*** Begin section ***

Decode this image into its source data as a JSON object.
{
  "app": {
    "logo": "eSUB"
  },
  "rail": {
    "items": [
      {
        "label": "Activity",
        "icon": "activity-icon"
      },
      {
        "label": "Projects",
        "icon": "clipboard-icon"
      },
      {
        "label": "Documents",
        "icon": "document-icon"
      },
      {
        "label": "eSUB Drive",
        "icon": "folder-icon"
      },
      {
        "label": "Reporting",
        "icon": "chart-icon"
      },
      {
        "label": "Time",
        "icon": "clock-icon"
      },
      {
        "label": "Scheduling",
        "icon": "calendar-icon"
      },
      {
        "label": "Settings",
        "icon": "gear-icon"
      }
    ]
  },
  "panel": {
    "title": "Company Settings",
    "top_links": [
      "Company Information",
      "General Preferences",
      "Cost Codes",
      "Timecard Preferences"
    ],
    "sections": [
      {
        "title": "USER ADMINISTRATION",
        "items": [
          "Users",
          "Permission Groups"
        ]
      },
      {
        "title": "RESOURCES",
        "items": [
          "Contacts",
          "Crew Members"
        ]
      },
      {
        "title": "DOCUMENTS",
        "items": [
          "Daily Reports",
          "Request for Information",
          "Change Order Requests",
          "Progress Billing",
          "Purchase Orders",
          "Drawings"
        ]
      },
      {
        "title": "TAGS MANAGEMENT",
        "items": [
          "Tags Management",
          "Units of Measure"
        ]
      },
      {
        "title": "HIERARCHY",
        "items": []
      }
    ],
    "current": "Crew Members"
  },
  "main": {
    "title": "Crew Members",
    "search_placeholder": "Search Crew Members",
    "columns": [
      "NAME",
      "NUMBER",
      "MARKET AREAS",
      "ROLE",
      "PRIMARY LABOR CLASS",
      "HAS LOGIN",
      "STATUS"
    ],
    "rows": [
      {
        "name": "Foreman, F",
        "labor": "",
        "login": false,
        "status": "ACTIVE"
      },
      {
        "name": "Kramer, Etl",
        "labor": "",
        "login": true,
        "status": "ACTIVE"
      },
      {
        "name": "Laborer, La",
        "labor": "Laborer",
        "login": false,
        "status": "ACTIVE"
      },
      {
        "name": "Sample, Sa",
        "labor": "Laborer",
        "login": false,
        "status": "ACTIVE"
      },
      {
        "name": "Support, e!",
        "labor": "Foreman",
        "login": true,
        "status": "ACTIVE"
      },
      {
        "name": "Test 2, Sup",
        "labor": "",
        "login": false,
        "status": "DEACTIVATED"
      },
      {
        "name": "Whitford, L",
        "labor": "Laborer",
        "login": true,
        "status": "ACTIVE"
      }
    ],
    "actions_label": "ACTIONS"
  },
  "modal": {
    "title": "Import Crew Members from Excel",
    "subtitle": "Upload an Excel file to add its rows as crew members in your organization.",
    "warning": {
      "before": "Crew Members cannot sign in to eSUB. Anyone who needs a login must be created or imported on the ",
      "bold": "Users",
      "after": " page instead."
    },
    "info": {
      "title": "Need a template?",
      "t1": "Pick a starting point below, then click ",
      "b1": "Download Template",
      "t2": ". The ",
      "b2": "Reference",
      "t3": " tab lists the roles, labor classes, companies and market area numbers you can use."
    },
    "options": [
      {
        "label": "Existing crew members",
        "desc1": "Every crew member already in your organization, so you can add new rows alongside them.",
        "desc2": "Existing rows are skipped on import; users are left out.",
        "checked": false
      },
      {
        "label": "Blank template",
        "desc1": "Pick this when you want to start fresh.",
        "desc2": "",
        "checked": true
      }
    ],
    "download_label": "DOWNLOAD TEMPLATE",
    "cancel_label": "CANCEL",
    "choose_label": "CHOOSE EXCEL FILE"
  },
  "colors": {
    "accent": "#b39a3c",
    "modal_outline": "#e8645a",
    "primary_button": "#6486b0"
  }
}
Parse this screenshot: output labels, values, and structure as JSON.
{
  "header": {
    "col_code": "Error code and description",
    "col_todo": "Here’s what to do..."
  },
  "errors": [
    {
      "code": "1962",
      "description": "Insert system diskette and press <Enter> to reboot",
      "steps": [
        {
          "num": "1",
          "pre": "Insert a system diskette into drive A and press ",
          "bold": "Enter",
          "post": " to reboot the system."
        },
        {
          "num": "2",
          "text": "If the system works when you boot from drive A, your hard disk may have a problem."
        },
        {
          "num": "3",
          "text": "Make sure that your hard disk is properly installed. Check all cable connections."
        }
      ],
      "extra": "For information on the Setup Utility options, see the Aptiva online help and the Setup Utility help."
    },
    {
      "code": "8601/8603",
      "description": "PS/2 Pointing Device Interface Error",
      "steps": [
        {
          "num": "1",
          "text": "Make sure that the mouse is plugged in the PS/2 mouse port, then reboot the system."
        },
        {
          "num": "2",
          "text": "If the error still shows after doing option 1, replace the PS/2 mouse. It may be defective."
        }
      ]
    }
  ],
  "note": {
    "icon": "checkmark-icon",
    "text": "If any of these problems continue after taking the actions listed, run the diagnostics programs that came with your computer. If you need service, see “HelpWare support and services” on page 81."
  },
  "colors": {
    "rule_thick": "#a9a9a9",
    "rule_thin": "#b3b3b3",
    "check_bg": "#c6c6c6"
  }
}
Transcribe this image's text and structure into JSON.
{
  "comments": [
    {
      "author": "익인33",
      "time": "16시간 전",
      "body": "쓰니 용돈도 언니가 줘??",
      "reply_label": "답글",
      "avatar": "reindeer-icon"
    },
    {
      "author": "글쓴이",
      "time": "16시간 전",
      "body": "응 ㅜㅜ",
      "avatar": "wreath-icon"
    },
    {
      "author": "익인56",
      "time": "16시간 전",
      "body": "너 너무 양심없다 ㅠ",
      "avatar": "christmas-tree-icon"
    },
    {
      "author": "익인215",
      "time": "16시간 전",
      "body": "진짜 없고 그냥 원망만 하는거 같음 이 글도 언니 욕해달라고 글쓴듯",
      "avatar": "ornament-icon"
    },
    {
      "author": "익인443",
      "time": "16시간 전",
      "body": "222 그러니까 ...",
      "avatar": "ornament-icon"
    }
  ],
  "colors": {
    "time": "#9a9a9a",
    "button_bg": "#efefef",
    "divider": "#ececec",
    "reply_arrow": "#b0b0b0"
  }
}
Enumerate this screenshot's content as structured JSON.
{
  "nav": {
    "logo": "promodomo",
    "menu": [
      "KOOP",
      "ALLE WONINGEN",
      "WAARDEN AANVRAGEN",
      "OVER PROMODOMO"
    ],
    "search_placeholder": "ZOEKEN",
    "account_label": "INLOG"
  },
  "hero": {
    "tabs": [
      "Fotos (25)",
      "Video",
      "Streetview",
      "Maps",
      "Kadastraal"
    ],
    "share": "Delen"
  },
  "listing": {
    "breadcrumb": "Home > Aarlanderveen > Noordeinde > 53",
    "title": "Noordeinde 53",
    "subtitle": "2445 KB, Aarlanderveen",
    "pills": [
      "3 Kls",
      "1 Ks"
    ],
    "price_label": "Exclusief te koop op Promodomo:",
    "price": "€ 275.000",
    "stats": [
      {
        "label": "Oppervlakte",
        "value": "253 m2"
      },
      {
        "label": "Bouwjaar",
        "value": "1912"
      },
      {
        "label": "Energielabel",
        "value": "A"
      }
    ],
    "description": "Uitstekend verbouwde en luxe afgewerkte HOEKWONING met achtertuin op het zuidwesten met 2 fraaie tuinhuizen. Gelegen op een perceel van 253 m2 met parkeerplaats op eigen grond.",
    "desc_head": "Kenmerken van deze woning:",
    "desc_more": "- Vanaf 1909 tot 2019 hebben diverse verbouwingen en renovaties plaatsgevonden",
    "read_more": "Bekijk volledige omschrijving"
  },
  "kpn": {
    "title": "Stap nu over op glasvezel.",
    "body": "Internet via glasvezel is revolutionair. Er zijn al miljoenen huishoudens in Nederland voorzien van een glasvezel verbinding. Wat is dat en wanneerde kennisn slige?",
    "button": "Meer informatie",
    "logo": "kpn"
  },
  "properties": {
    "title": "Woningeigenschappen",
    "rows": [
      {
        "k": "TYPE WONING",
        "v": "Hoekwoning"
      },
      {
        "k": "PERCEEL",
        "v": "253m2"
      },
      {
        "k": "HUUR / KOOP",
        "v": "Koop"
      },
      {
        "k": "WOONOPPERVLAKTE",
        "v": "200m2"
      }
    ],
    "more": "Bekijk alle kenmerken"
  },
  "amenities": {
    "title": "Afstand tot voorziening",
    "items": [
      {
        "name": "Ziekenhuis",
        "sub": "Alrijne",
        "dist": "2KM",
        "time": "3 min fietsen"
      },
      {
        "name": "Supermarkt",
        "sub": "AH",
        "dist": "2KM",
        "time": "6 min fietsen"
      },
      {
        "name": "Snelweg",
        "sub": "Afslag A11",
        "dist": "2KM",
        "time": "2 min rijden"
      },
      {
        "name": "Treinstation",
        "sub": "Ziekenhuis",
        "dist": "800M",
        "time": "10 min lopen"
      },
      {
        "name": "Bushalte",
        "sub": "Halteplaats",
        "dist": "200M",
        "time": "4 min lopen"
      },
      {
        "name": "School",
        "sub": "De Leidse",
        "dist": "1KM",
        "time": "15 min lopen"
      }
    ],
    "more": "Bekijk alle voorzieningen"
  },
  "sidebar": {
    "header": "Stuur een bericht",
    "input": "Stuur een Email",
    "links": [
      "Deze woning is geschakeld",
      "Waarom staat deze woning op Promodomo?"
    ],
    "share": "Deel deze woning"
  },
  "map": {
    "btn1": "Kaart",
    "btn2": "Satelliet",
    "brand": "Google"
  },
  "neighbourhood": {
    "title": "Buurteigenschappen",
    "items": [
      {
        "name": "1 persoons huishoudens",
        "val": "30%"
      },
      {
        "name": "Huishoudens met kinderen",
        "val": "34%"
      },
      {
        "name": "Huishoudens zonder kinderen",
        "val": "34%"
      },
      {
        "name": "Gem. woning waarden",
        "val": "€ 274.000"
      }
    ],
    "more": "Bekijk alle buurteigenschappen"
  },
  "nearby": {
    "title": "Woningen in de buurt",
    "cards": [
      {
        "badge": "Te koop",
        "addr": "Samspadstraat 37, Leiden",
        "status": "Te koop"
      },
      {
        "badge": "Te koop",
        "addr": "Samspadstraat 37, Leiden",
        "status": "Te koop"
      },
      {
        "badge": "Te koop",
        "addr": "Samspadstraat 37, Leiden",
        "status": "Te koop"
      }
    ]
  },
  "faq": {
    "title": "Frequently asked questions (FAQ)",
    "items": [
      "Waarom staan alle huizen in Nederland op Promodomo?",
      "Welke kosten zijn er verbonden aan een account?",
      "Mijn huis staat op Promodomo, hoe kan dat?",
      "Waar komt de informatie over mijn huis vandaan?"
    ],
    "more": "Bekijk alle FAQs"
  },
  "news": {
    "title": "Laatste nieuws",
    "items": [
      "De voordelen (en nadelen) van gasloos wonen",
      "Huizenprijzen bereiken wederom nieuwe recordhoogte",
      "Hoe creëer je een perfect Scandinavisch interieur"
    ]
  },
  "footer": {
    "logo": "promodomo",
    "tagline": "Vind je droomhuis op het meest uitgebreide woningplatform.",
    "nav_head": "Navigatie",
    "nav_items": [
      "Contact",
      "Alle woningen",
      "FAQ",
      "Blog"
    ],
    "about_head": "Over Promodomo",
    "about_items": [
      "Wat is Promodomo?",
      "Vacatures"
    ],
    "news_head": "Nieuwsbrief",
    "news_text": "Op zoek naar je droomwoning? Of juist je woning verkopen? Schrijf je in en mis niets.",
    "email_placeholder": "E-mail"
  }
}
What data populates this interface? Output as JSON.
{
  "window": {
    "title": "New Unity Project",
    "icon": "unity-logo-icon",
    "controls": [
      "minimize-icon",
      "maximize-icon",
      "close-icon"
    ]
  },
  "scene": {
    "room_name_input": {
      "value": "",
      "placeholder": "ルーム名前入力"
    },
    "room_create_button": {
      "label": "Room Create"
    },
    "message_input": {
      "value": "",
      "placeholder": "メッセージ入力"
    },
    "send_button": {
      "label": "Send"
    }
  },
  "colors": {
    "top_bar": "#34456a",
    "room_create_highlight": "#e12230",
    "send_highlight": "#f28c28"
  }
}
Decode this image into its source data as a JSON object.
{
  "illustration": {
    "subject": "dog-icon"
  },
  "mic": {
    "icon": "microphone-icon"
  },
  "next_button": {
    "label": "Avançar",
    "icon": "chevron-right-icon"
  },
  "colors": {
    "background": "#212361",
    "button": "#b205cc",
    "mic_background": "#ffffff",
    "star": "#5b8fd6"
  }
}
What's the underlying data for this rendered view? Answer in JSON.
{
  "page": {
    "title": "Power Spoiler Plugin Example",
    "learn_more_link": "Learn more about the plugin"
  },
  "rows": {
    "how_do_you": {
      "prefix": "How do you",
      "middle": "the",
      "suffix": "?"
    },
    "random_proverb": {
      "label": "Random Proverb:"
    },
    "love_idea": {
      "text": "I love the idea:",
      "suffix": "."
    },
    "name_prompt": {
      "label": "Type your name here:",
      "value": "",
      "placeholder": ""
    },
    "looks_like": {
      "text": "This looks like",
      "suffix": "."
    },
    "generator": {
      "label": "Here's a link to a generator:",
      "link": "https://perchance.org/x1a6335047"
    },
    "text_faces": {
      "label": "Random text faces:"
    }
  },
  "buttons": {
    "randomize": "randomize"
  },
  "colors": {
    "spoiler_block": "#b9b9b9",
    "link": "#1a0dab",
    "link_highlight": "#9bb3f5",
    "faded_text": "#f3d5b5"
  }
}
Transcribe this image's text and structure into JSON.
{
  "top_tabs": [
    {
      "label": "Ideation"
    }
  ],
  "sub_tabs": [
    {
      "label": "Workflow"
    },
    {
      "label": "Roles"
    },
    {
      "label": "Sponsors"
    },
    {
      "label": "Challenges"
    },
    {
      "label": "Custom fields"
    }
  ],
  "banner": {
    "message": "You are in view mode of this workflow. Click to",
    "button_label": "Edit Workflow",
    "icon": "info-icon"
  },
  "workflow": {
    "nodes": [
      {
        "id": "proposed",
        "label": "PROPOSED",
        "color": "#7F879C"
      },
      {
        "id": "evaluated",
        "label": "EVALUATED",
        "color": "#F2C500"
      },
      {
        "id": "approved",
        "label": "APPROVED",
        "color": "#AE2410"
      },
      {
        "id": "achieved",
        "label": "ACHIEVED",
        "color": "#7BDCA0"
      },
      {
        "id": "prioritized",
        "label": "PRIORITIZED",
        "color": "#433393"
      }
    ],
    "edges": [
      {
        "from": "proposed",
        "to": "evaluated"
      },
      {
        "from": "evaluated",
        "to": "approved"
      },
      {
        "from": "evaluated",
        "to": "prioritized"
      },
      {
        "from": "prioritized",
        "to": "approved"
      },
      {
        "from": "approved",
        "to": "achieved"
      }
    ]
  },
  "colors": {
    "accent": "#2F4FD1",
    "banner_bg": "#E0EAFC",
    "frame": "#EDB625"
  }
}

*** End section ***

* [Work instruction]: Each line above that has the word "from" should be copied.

* [Response area]:
    "title": "Import Crew Members from Excel",
          "text": "If the system works when you boot from drive A, your hard disk may have a problem."
        "from": "proposed",
        "from": "evaluated",
        "from": "evaluated",
        "from": "prioritized",
        "from": "approved",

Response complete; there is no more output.